▶ _EXTRACTED RECORDS_:
--------------------------------

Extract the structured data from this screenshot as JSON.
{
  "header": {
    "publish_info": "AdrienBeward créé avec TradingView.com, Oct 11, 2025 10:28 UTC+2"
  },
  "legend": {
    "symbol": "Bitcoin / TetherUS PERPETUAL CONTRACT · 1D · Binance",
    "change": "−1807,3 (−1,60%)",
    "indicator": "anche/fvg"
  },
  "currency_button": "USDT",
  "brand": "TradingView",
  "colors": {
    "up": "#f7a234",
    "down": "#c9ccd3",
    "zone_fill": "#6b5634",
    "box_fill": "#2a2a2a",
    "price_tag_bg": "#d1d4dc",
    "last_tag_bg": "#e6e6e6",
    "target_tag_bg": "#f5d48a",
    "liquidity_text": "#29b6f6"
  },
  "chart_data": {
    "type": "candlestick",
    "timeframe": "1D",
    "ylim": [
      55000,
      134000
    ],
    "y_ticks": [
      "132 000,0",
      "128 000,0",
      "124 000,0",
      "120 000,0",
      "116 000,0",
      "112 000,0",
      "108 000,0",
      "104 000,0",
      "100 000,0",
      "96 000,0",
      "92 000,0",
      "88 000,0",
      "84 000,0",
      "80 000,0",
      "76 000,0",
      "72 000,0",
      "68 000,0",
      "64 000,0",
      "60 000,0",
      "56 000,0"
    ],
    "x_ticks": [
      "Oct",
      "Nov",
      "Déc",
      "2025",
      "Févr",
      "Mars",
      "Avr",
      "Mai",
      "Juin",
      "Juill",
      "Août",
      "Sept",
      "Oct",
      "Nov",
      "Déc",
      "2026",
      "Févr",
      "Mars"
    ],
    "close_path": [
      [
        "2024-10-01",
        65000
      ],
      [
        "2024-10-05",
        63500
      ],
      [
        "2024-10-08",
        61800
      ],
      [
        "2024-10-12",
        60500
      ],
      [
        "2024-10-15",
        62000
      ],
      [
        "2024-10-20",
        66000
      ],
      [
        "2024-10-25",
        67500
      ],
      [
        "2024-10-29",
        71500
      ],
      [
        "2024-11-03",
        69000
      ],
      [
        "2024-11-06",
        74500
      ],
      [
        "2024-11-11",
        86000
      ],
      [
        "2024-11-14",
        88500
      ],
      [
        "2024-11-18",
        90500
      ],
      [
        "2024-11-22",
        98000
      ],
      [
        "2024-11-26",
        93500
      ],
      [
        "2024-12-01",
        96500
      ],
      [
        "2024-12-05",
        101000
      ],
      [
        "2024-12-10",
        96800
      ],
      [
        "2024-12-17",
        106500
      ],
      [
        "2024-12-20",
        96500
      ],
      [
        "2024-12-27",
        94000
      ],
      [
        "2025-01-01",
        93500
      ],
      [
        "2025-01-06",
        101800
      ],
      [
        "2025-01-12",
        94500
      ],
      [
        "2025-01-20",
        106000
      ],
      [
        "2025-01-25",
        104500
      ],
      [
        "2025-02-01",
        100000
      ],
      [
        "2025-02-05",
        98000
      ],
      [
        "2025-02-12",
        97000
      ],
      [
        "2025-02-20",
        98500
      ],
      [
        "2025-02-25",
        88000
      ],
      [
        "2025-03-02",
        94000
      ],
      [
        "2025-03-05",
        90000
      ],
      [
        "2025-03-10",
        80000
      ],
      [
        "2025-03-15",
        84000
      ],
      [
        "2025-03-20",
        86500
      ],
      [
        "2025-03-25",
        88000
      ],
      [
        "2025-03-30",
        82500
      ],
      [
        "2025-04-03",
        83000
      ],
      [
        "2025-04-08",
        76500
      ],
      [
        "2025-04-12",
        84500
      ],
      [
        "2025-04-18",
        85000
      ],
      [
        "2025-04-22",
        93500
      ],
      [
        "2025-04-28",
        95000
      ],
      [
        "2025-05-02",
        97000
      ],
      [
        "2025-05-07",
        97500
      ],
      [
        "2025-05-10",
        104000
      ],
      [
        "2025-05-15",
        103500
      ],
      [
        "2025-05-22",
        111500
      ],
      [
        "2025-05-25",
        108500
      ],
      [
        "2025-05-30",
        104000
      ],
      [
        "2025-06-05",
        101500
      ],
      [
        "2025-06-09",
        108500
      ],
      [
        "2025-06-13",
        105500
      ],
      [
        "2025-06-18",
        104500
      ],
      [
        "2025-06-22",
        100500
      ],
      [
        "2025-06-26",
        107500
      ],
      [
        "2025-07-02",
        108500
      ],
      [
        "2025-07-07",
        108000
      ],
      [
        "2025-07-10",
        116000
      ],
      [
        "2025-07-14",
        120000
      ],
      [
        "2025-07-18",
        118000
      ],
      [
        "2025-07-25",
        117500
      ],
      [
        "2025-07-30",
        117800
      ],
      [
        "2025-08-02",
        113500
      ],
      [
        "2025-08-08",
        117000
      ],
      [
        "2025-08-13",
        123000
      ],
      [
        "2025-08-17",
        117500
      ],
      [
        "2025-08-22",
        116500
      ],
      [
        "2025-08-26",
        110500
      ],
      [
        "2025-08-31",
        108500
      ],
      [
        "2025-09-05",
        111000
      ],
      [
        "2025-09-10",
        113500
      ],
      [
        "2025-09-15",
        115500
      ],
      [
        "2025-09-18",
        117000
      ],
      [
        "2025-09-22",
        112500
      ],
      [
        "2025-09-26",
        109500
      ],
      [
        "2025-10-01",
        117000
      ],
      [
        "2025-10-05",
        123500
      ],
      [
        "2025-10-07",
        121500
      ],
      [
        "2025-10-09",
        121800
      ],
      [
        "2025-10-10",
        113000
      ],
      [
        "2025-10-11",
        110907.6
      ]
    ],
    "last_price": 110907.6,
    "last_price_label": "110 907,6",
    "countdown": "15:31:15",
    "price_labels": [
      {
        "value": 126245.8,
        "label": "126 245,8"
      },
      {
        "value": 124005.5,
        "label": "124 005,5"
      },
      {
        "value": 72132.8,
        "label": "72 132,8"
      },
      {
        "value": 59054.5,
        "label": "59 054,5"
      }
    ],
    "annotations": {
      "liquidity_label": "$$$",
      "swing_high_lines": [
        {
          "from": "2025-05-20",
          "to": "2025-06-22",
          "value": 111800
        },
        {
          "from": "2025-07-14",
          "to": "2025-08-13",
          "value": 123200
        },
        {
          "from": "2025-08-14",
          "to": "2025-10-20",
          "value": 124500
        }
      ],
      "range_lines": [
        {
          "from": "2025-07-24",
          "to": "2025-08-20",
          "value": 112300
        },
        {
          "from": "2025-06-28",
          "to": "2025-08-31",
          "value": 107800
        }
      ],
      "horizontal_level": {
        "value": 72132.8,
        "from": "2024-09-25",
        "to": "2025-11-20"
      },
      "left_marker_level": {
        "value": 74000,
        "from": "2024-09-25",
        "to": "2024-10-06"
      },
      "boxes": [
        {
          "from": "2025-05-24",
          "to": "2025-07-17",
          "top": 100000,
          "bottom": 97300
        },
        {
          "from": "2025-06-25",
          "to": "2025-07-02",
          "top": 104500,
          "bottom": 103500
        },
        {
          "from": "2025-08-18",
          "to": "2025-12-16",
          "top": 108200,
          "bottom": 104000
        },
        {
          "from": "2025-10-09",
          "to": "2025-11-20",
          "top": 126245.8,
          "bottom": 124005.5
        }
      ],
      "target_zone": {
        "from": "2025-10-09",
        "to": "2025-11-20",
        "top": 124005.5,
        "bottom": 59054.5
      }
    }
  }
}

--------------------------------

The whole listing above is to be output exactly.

Extract the structured data from this screenshot as JSON.
{
  "header": {
    "publish_info": "AdrienBeward créé avec TradingView.com, Oct 11, 2025 10:28 UTC+2"
  },
  "legend": {
    "symbol": "Bitcoin / TetherUS PERPETUAL CONTRACT · 1D · Binance",
    "change": "−1807,3 (−1,60%)",
    "indicator": "anche/fvg"
  },
  "currency_button": "USDT",
  "brand": "TradingView",
  "colors": {
    "up": "#f7a234",
    "down": "#c9ccd3",
    "zone_fill": "#6b5634",
    "box_fill": "#2a2a2a",
    "price_tag_bg": "#d1d4dc",
    "last_tag_bg": "#e6e6e6",
    "target_tag_bg": "#f5d48a",
    "liquidity_text": "#29b6f6"
  },
  "chart_data": {
    "type": "candlestick",
    "timeframe": "1D",
    "ylim": [
      55000,
      134000
    ],
    "y_ticks": [
      "132 000,0",
      "128 000,0",
      "124 000,0",
      "120 000,0",
      "116 000,0",
      "112 000,0",
      "108 000,0",
      "104 000,0",
      "100 000,0",
      "96 000,0",
      "92 000,0",
      "88 000,0",
      "84 000,0",
      "80 000,0",
      "76 000,0",
      "72 000,0",
      "68 000,0",
      "64 000,0",
      "60 000,0",
      "56 000,0"
    ],
    "x_ticks": [
      "Oct",
      "Nov",
      "Déc",
      "2025",
      "Févr",
      "Mars",
      "Avr",
      "Mai",
      "Juin",
      "Juill",
      "Août",
      "Sept",
      "Oct",
      "Nov",
      "Déc",
      "2026",
      "Févr",
      "Mars"
    ],
    "close_path": [
      [
        "2024-10-01",
        65000
      ],
      [
        "2024-10-05",
        63500
      ],
      [
        "2024-10-08",
        61800
      ],
      [
        "2024-10-12",
        60500
      ],
      [
        "2024-10-15",
        62000
      ],
      [
        "2024-10-20",
        66000
      ],
      [
        "2024-10-25",
        67500
      ],
      [
        "2024-10-29",
        71500
      ],
      [
        "2024-11-03",
        69000
      ],
      [
        "2024-11-06",
        74500
      ],
      [
        "2024-11-11",
        86000
      ],
      [
        "2024-11-14",
        88500
      ],
      [
        "2024-11-18",
        90500
      ],
      [
        "2024-11-22",
        98000
      ],
      [
        "2024-11-26",
        93500
      ],
      [
        "2024-12-01",
        96500
      ],
      [
        "2024-12-05",
        101000
      ],
      [
        "2024-12-10",
        96800
      ],
      [
        "2024-12-17",
        106500
      ],
      [
        "2024-12-20",
        96500
      ],
      [
        "2024-12-27",
        94000
      ],
      [
        "2025-01-01",
        93500
      ],
      [
        "2025-01-06",
        101800
      ],
      [
        "2025-01-12",
        94500
      ],
      [
        "2025-01-20",
        106000
      ],
      [
        "2025-01-25",
        104500
      ],
      [
        "2025-02-01",
        100000
      ],
      [
        "2025-02-05",
        98000
      ],
      [
        "2025-02-12",
        97000
      ],
      [
        "2025-02-20",
        98500
      ],
      [
        "2025-02-25",
        88000
      ],
      [
        "2025-03-02",
        94000
      ],
      [
        "2025-03-05",
        90000
      ],
      [
        "2025-03-10",
        80000
      ],
      [
        "2025-03-15",
        84000
      ],
      [
        "2025-03-20",
        86500
      ],
      [
        "2025-03-25",
        88000
      ],
      [
        "2025-03-30",
        82500
      ],
      [
        "2025-04-03",
        83000
      ],
      [
        "2025-04-08",
        76500
      ],
      [
        "2025-04-12",
        84500
      ],
      [
        "2025-04-18",
        85000
      ],
      [
        "2025-04-22",
        93500
      ],
      [
        "2025-04-28",
        95000
      ],
      [
        "2025-05-02",
        97000
      ],
      [
        "2025-05-07",
        97500
      ],
      [
        "2025-05-10",
        104000
      ],
      [
        "2025-05-15",
        103500
      ],
      [
        "2025-05-22",
        111500
      ],
      [
        "2025-05-25",
        108500
      ],
      [
        "2025-05-30",
        104000
      ],
      [
        "2025-06-05",
        101500
      ],
      [
        "2025-06-09",
        108500
      ],
      [
        "2025-06-13",
        105500
      ],
      [
        "2025-06-18",
        104500
      ],
      [
        "2025-06-22",
        100500
      ],
      [
        "2025-06-26",
        107500
      ],
      [
        "2025-07-02",
        108500
      ],
      [
        "2025-07-07",
        108000
      ],
      [
        "2025-07-10",
        116000
      ],
      [
        "2025-07-14",
        120000
      ],
      [
        "2025-07-18",
        118000
      ],
      [
        "2025-07-25",
        117500
      ],
      [
        "2025-07-30",
        117800
      ],
      [
        "2025-08-02",
        113500
      ],
      [
        "2025-08-08",
        117000
      ],
      [
        "2025-08-13",
        123000
      ],
      [
        "2025-08-17",
        117500
      ],
      [
        "2025-08-22",
        116500
      ],
      [
        "2025-08-26",
        110500
      ],
      [
        "2025-08-31",
        108500
      ],
      [
        "2025-09-05",
        111000
      ],
      [
        "2025-09-10",
        113500
      ],
      [
        "2025-09-15",
        115500
      ],
      [
        "2025-09-18",
        117000
      ],
      [
        "2025-09-22",
        112500
      ],
      [
        "2025-09-26",
        109500
      ],
      [
        "2025-10-01",
        117000
      ],
      [
        "2025-10-05",
        123500
      ],
      [
        "2025-10-07",
        121500
      ],
      [
        "2025-10-09",
        121800
      ],
      [
        "2025-10-10",
        113000
      ],
      [
        "2025-10-11",
        110907.6
      ]
    ],
    "last_price": 110907.6,
    "last_price_label": "110 907,6",
    "countdown": "15:31:15",
    "price_labels": [
      {
        "value": 126245.8,
        "label": "126 245,8"
      },
      {
        "value": 124005.5,
        "label": "124 005,5"
      },
      {
        "value": 72132.8,
        "label": "72 132,8"
      },
      {
        "value": 59054.5,
        "label": "59 054,5"
      }
    ],
    "annotations": {
      "liquidity_label": "$$$",
      "swing_high_lines": [
        {
          "from": "2025-05-20",
          "to": "2025-06-22",
          "value": 111800
        },
        {
          "from": "2025-07-14",
          "to": "2025-08-13",
          "value": 123200
        },
        {
          "from": "2025-08-14",
          "to": "2025-10-20",
          "value": 124500
        }
      ],
      "range_lines": [
        {
          "from": "2025-07-24",
          "to": "2025-08-20",
          "value": 112300
        },
        {
          "from": "2025-06-28",
          "to": "2025-08-31",
          "value": 107800
        }
      ],
      "horizontal_level": {
        "value": 72132.8,
        "from": "2024-09-25",
        "to": "2025-11-20"
      },
      "left_marker_level": {
        "value": 74000,
        "from": "2024-09-25",
        "to": "2024-10-06"
      },
      "boxes": [
        {
          "from": "2025-05-24",
          "to": "2025-07-17",
          "top": 100000,
          "bottom": 97300
        },
        {
          "from": "2025-06-25",
          "to": "2025-07-02",
          "top": 104500,
          "bottom": 103500
        },
        {
          "from": "2025-08-18",
          "to": "2025-12-16",
          "top": 108200,
          "bottom": 104000
        },
        {
          "from": "2025-10-09",
          "to": "2025-11-20",
          "top": 126245.8,
          "bottom": 124005.5
        }
      ],
      "target_zone": {
        "from": "2025-10-09",
        "to": "2025-11-20",
        "top": 124005.5,
        "bottom": 59054.5
      }
    }
  }
}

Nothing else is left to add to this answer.